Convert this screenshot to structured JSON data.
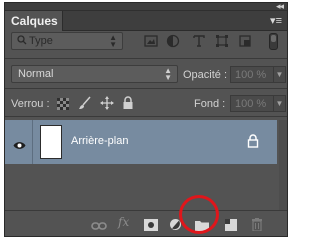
{
  "panel": {
    "collapse_glyph": "◂◂",
    "title": "Calques",
    "menu_glyph": "▾≡"
  },
  "filter": {
    "search_icon": "search-icon",
    "type_label": "Type",
    "icons": [
      "pixel-layer-filter-icon",
      "adjustment-layer-filter-icon",
      "type-layer-filter-icon",
      "shape-layer-filter-icon",
      "smart-object-filter-icon"
    ]
  },
  "blend": {
    "mode": "Normal",
    "opacity_label": "Opacité :",
    "opacity_value": "100 %"
  },
  "lock": {
    "label": "Verrou :",
    "icons": [
      "lock-transparency-icon",
      "lock-pixels-icon",
      "lock-position-icon",
      "lock-all-icon"
    ],
    "fill_label": "Fond :",
    "fill_value": "100 %"
  },
  "layers": [
    {
      "name": "Arrière-plan",
      "visible": true,
      "locked": true
    }
  ],
  "bottom_bar": {
    "icons": [
      "link-icon",
      "fx-icon",
      "mask-icon",
      "adjustment-icon",
      "new-group-folder-icon",
      "new-layer-icon",
      "trash-icon"
    ],
    "fx_label": "fx",
    "highlighted_icon": "new-group-folder-icon",
    "highlight_color": "#e0161b"
  },
  "colors": {
    "panel_bg": "#535353",
    "selected_layer": "#778ba0"
  }
}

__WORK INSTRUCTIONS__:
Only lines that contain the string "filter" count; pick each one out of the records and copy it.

__PROBLEM SOLUTION__:
  "filter": {
      "pixel-layer-filter-icon",
      "adjustment-layer-filter-icon",
      "type-layer-filter-icon",
      "shape-layer-filter-icon",
      "smart-object-filter-icon"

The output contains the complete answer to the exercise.